◆ Exercise
A verbatim copy of all the data is required; the pictures should not appear in it.

Stored records:
:::

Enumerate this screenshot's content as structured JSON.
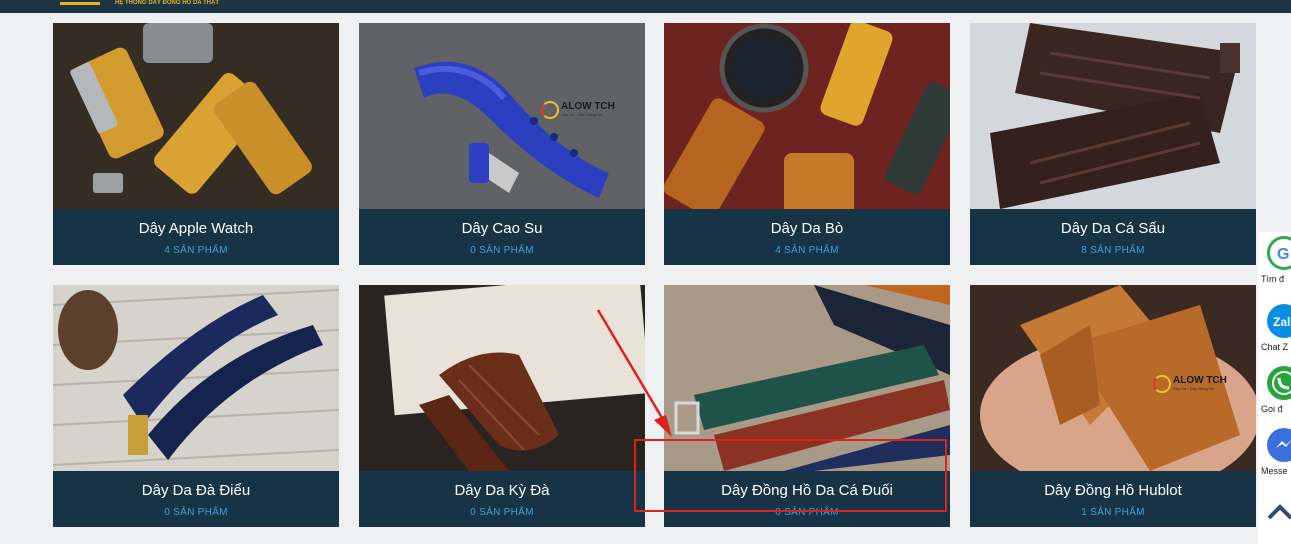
{
  "header": {
    "tagline": "HỆ THỐNG DÂY ĐỒNG HỒ DA THẬT"
  },
  "categories": [
    {
      "title": "Dây Apple Watch",
      "count": "4 SẢN PHẨM",
      "image": "apple-watch-strap-photo"
    },
    {
      "title": "Dây Cao Su",
      "count": "0 SẢN PHẨM",
      "image": "rubber-strap-photo"
    },
    {
      "title": "Dây Da Bò",
      "count": "4 SẢN PHẨM",
      "image": "cowhide-strap-photo"
    },
    {
      "title": "Dây Da Cá Sấu",
      "count": "8 SẢN PHẨM",
      "image": "crocodile-strap-photo"
    },
    {
      "title": "Dây Da Đà Điểu",
      "count": "0 SẢN PHẨM",
      "image": "ostrich-strap-photo"
    },
    {
      "title": "Dây Da Kỳ Đà",
      "count": "0 SẢN PHẨM",
      "image": "lizard-strap-photo"
    },
    {
      "title": "Dây Đồng Hồ Da Cá Đuối",
      "count": "0 SẢN PHẨM",
      "image": "stingray-strap-photo"
    },
    {
      "title": "Dây Đồng Hồ Hublot",
      "count": "1 SẢN PHẨM",
      "image": "hublot-strap-photo"
    }
  ],
  "brand_watermark": {
    "name": "ALOW TCH",
    "sub": "Dây Da - Dây Đồng Hồ"
  },
  "contact_bar": {
    "items": [
      {
        "label": "Tìm đ",
        "icon": "google-maps-icon",
        "color": "#34a853"
      },
      {
        "label": "Chat Z",
        "icon": "zalo-icon",
        "color": "#0a8de4"
      },
      {
        "label": "Gọi đ",
        "icon": "phone-icon",
        "color": "#26a53d"
      },
      {
        "label": "Messe",
        "icon": "messenger-icon",
        "color": "#3b6fe0"
      }
    ]
  },
  "colors": {
    "card_footer": "#173447",
    "count_text": "#3ea0d8",
    "highlight": "#e0201c",
    "header_bar": "#1c3444"
  }
}
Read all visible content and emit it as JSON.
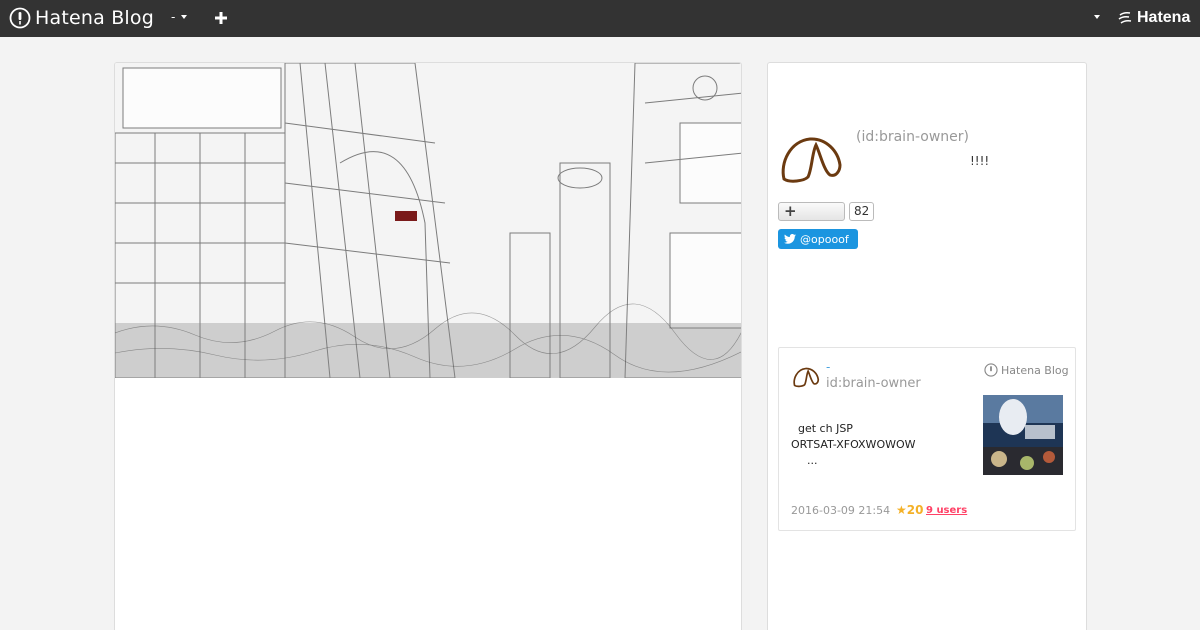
{
  "topbar": {
    "logo_text": "Hatena Blog",
    "blog_switch_label": "-",
    "brand_text": "Hatena"
  },
  "icons": {
    "logo": "hatena-blog-logo-icon",
    "blog_switch_caret": "chevron-down-icon",
    "add": "plus-icon",
    "user_menu_caret": "chevron-down-icon",
    "brand": "hatena-logo-icon",
    "follow": "plus-icon",
    "twitter": "twitter-bird-icon"
  },
  "colors": {
    "topbar_bg": "#333333",
    "twitter_blue": "#1b95e0",
    "star": "#f4b128",
    "users_link": "#ff4166"
  },
  "profile": {
    "id_text": "(id:brain-owner)",
    "description": "!!!!",
    "follow_count": "82",
    "twitter_handle": "@opooof"
  },
  "card": {
    "dash": "-",
    "id_text": "id:brain-owner",
    "brand": "Hatena Blog",
    "text_line1": "get ch JSP",
    "text_line2": "ORTSAT-XFOXWOWOW",
    "text_line3": "...",
    "date": "2016-03-09 21:54",
    "stars": "★20",
    "users": "9 users"
  }
}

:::

◆ Written solution
Enumerate this screenshot's content as structured JSON.
{
  "header": {
    "tagline": "HỆ THỐNG DÂY ĐỒNG HỒ DA THẬT"
  },
  "categories": [
    {
      "title": "Dây Apple Watch",
      "count": "4 SẢN PHẨM",
      "image": "apple-watch-strap-photo"
    },
    {
      "title": "Dây Cao Su",
      "count": "0 SẢN PHẨM",
      "image": "rubber-strap-photo"
    },
    {
      "title": "Dây Da Bò",
      "count": "4 SẢN PHẨM",
      "image": "cowhide-strap-photo"
    },
    {
      "title": "Dây Da Cá Sấu",
      "count": "8 SẢN PHẨM",
      "image": "crocodile-strap-photo"
    },
    {
      "title": "Dây Da Đà Điểu",
      "count": "0 SẢN PHẨM",
      "image": "ostrich-strap-photo"
    },
    {
      "title": "Dây Da Kỳ Đà",
      "count": "0 SẢN PHẨM",
      "image": "lizard-strap-photo"
    },
    {
      "title": "Dây Đồng Hồ Da Cá Đuối",
      "count": "0 SẢN PHẨM",
      "image": "stingray-strap-photo"
    },
    {
      "title": "Dây Đồng Hồ Hublot",
      "count": "1 SẢN PHẨM",
      "image": "hublot-strap-photo"
    }
  ],
  "brand_watermark": {
    "name": "ALOW TCH",
    "sub": "Dây Da - Dây Đồng Hồ"
  },
  "contact_bar": {
    "items": [
      {
        "label": "Tìm đ",
        "icon": "google-maps-icon",
        "color": "#34a853"
      },
      {
        "label": "Chat Z",
        "icon": "zalo-icon",
        "color": "#0a8de4"
      },
      {
        "label": "Gọi đ",
        "icon": "phone-icon",
        "color": "#26a53d"
      },
      {
        "label": "Messe",
        "icon": "messenger-icon",
        "color": "#3b6fe0"
      }
    ]
  },
  "colors": {
    "card_footer": "#173447",
    "count_text": "#3ea0d8",
    "highlight": "#e0201c",
    "header_bar": "#1c3444"
  }
}
Read all visible content and emit it as JSON.
{
  "topbar": {
    "logo_text": "Hatena Blog",
    "blog_switch_label": "-",
    "brand_text": "Hatena"
  },
  "icons": {
    "logo": "hatena-blog-logo-icon",
    "blog_switch_caret": "chevron-down-icon",
    "add": "plus-icon",
    "user_menu_caret": "chevron-down-icon",
    "brand": "hatena-logo-icon",
    "follow": "plus-icon",
    "twitter": "twitter-bird-icon"
  },
  "colors": {
    "topbar_bg": "#333333",
    "twitter_blue": "#1b95e0",
    "star": "#f4b128",
    "users_link": "#ff4166"
  },
  "profile": {
    "id_text": "(id:brain-owner)",
    "description": "!!!!",
    "follow_count": "82",
    "twitter_handle": "@opooof"
  },
  "card": {
    "dash": "-",
    "id_text": "id:brain-owner",
    "brand": "Hatena Blog",
    "text_line1": "get ch JSP",
    "text_line2": "ORTSAT-XFOXWOWOW",
    "text_line3": "...",
    "date": "2016-03-09 21:54",
    "stars": "★20",
    "users": "9 users"
  }
}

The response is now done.